Olympiakos fans raise a banner ahead of the Group A Europa League soccer match between Olympiakos and West Ham at Georgios Karaiskakis stadium in the port of Piraeus, near Athens, Greece, Thursday, October 26, 2023. Photo: AAP via AP/Thanassis Stavrakis
Olympiacos have vowed to “exhaust all legal means” in an appeal against a punishment for fan violence that cost the team the lead in the Greek league.
The October 22 match between Olympiacos and historic rival Panathinaikos was stopped in the 50th minute with the score 1-1. Panathinaikos defender Juan Carlos Perez Lopez had been injured by an exploding firecracker while warming up on the sidelines at Olympiacos’ Karaiskakis Stadium in Piraeus.
In a decision published in full on Monday, a sporting tribunal awarded the match 3-0 to Panathinaikos, deducted a point from Olympiacos’ league total and ordered the club to play two home games without fans.
Following the ruling and subsequent round of games at the weekend, Panathinaikos lead with 22 points from nine matches, followed by Olympiacos with 18 from eight.
Greek soccer has been troubled by fan violence for decades despite repeated efforts by governments to crack down on organised supporters’ clubs and make club owners more accountable.
Overseas referees are used for key top-flight matches and the Italian referee Fabio Maresca was in charge at the October 22 match.
Olympiacos said it would “exhaust all legal means for its vindication” in its appeal.
“We are facing a well-organised attempt to tamper with the championship,” the club said without elaborating.
“Olympiacos has been punished with an unfair and absolutely wrong decision.

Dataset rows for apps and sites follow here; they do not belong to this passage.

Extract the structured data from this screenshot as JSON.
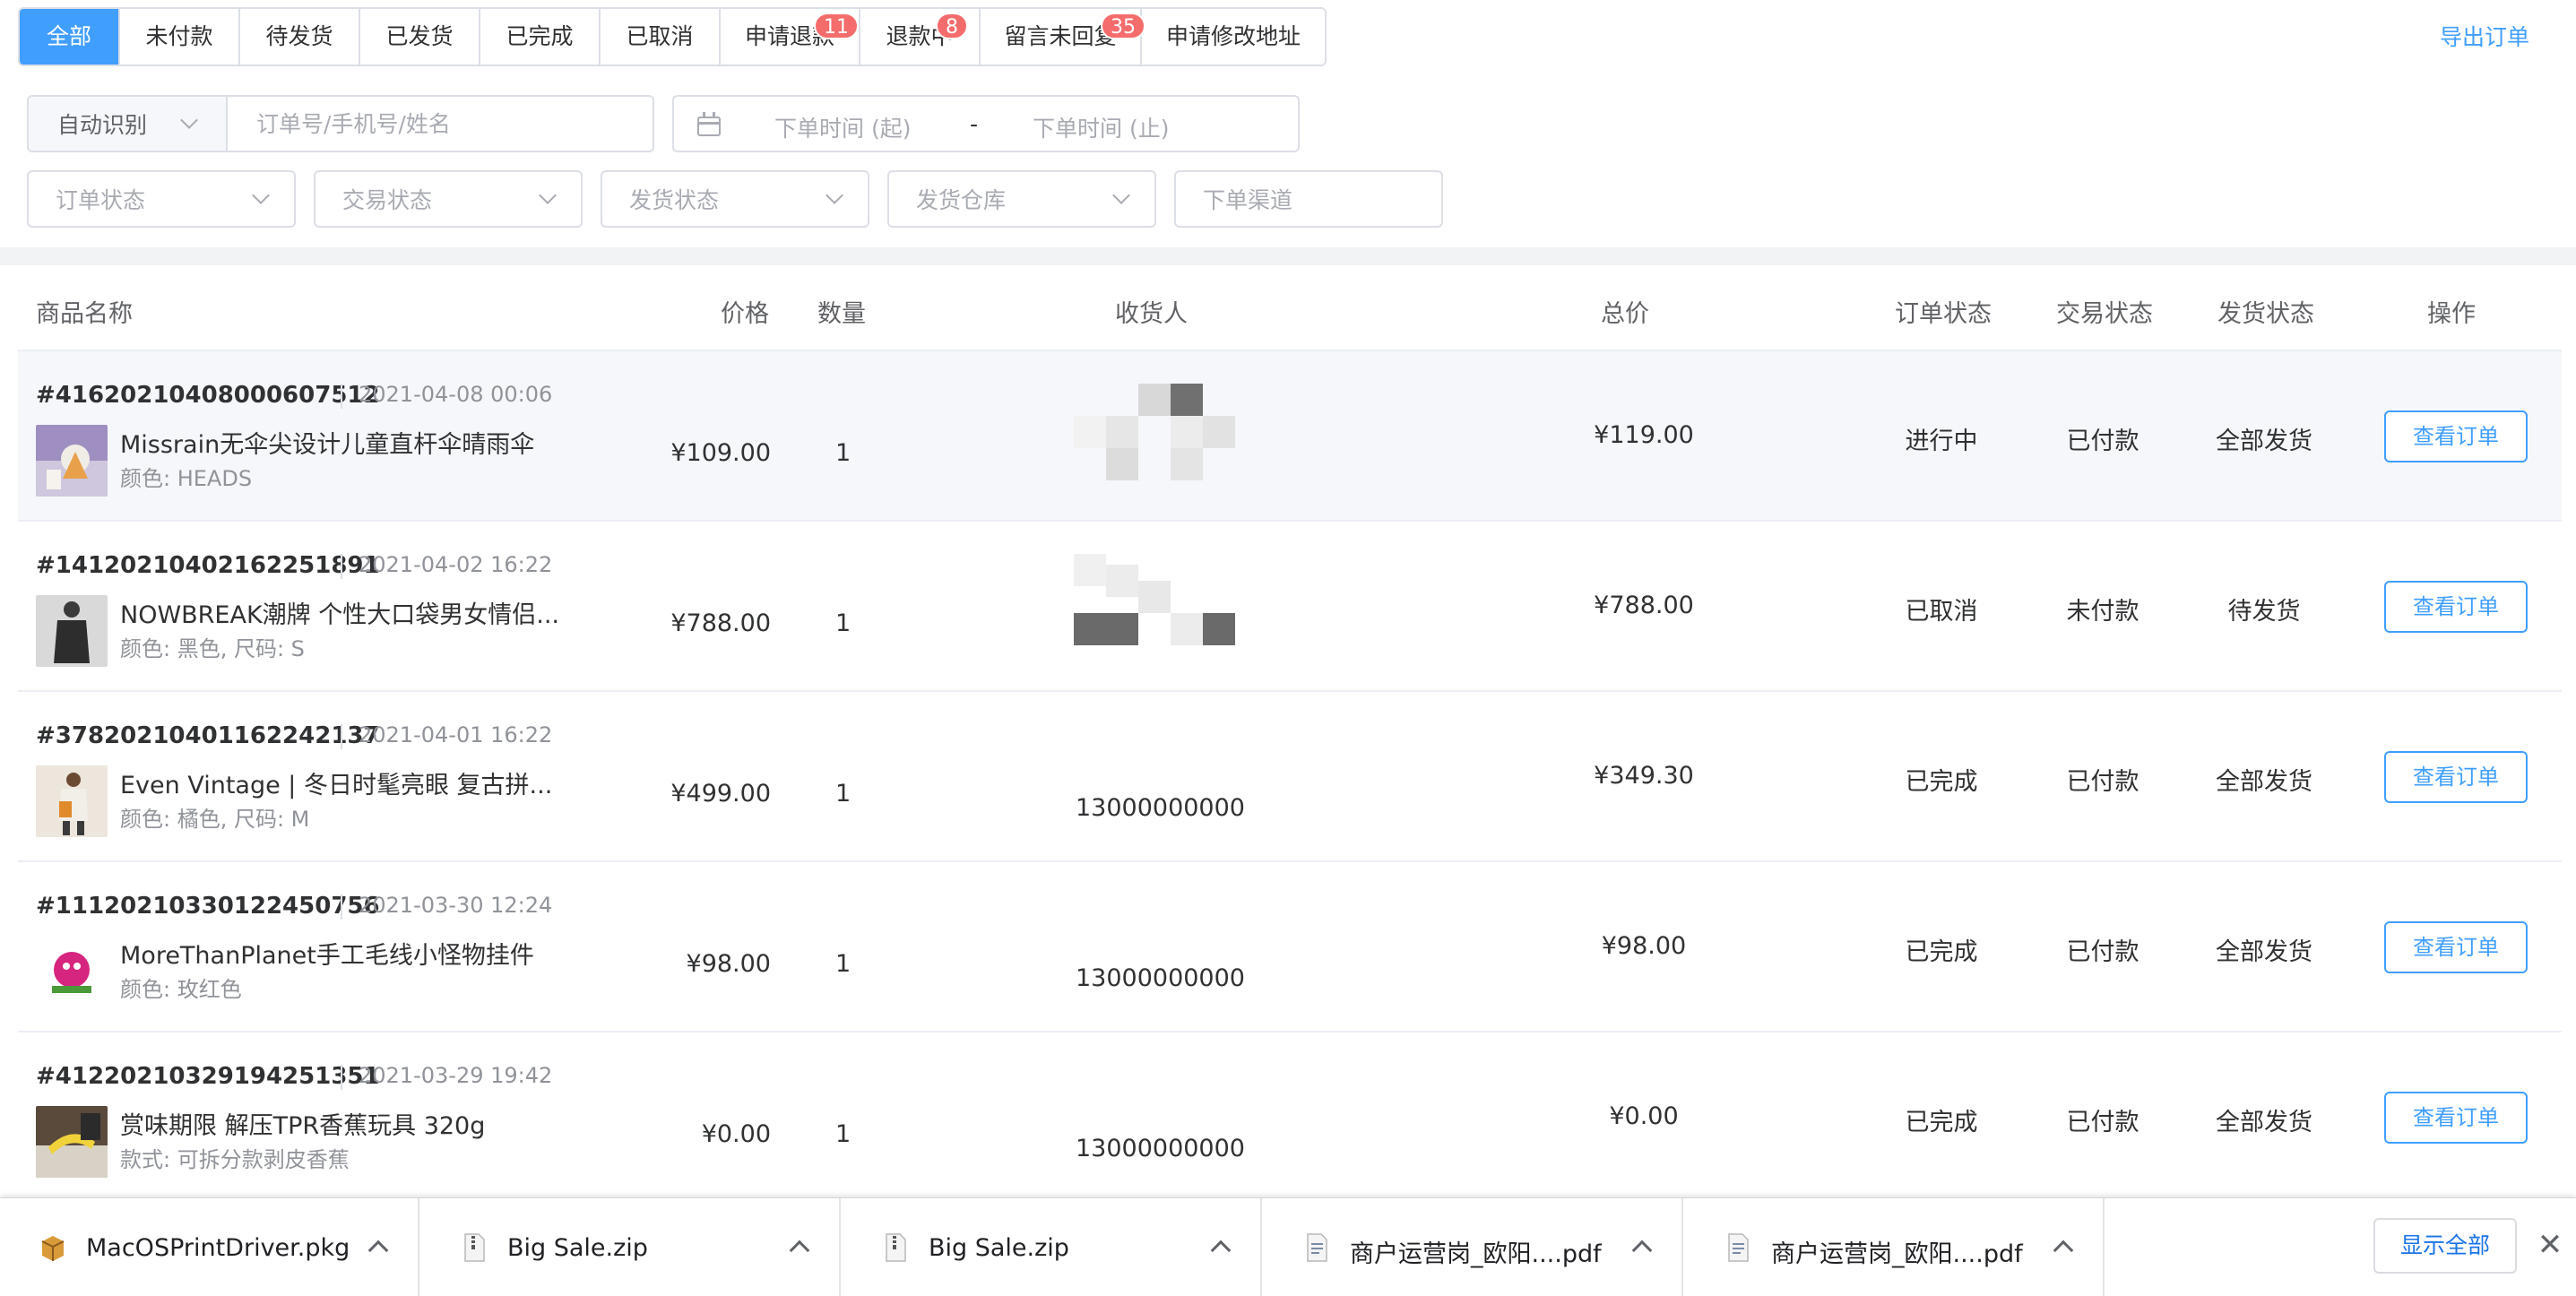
{
  "tabs": [
    {
      "label": "全部",
      "badge": ""
    },
    {
      "label": "未付款",
      "badge": ""
    },
    {
      "label": "待发货",
      "badge": ""
    },
    {
      "label": "已发货",
      "badge": ""
    },
    {
      "label": "已完成",
      "badge": ""
    },
    {
      "label": "已取消",
      "badge": ""
    },
    {
      "label": "申请退款",
      "badge": "11"
    },
    {
      "label": "退款中",
      "badge": "8"
    },
    {
      "label": "留言未回复",
      "badge": "35"
    },
    {
      "label": "申请修改地址",
      "badge": ""
    }
  ],
  "export_label": "导出订单",
  "filters": {
    "search_mode": "自动识别",
    "search_placeholder": "订单号/手机号/姓名",
    "date_start_placeholder": "下单时间 (起)",
    "date_sep": "-",
    "date_end_placeholder": "下单时间 (止)",
    "order_status": "订单状态",
    "trade_status": "交易状态",
    "ship_status": "发货状态",
    "warehouse": "发货仓库",
    "channel_placeholder": "下单渠道"
  },
  "columns": {
    "product": "商品名称",
    "price": "价格",
    "qty": "数量",
    "receiver": "收货人",
    "total": "总价",
    "order_status": "订单状态",
    "trade_status": "交易状态",
    "ship_status": "发货状态",
    "action": "操作"
  },
  "orders": [
    {
      "no": "#41620210408000607512",
      "time": "2021-04-08 00:06",
      "name": "Missrain无伞尖设计儿童直杆伞晴雨伞",
      "spec": "颜色: HEADS",
      "price": "¥109.00",
      "qty": "1",
      "phone": "",
      "total": "¥119.00",
      "order_status": "进行中",
      "trade_status": "已付款",
      "ship_status": "全部发货",
      "action": "查看订单"
    },
    {
      "no": "#14120210402162251891",
      "time": "2021-04-02 16:22",
      "name": "NOWBREAK潮牌 个性大口袋男女情侣...",
      "spec": "颜色: 黑色, 尺码: S",
      "price": "¥788.00",
      "qty": "1",
      "phone": "",
      "total": "¥788.00",
      "order_status": "已取消",
      "trade_status": "未付款",
      "ship_status": "待发货",
      "action": "查看订单"
    },
    {
      "no": "#37820210401162242137",
      "time": "2021-04-01 16:22",
      "name": "Even Vintage | 冬日时髦亮眼 复古拼...",
      "spec": "颜色: 橘色, 尺码: M",
      "price": "¥499.00",
      "qty": "1",
      "phone": "13000000000",
      "total": "¥349.30",
      "order_status": "已完成",
      "trade_status": "已付款",
      "ship_status": "全部发货",
      "action": "查看订单"
    },
    {
      "no": "#11120210330122450756",
      "time": "2021-03-30 12:24",
      "name": "MoreThanPlanet手工毛线小怪物挂件",
      "spec": "颜色: 玫红色",
      "price": "¥98.00",
      "qty": "1",
      "phone": "13000000000",
      "total": "¥98.00",
      "order_status": "已完成",
      "trade_status": "已付款",
      "ship_status": "全部发货",
      "action": "查看订单"
    },
    {
      "no": "#41220210329194251351",
      "time": "2021-03-29 19:42",
      "name": "赏味期限 解压TPR香蕉玩具 320g",
      "spec": "款式: 可拆分款剥皮香蕉",
      "price": "¥0.00",
      "qty": "1",
      "phone": "13000000000",
      "total": "¥0.00",
      "order_status": "已完成",
      "trade_status": "已付款",
      "ship_status": "全部发货",
      "action": "查看订单"
    }
  ],
  "downloads": [
    {
      "name": "MacOSPrintDriver.pkg",
      "icon": "package-icon"
    },
    {
      "name": "Big Sale.zip",
      "icon": "zip-file-icon"
    },
    {
      "name": "Big Sale.zip",
      "icon": "zip-file-icon"
    },
    {
      "name": "商户运营岗_欧阳....pdf",
      "icon": "pdf-file-icon"
    },
    {
      "name": "商户运营岗_欧阳....pdf",
      "icon": "pdf-file-icon"
    }
  ],
  "show_all_label": "显示全部",
  "close_glyph": "✕",
  "colors": {
    "primary": "#409eff",
    "badge": "#f56c6c",
    "border": "#dcdfe6",
    "highlight_row": "#f5f7fa"
  }
}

We are certain it will be overturned on appeal – otherwise it would be a minefield for the league.”
As noted in the 40-page tribunal decision, a doctor who examined the 33-year-old Perez Lopez said the player has suffered temporary hearing loss in his left ear and dizziness as a result of the firecracker explosion.
Speaking to reporters last week, government spokesman Pavlos Marinakis said police were continuing raids on supporters’ clubs operating illegally, resulting in 148 arrests since tougher legal measures were introduced earlier this year.
“Authorities have a powerful legal arsenal at their disposal,” he said. “The major clubs and those who govern football have an obligation to protect the professional sport or face the maximum possible penalties that can be imposed.”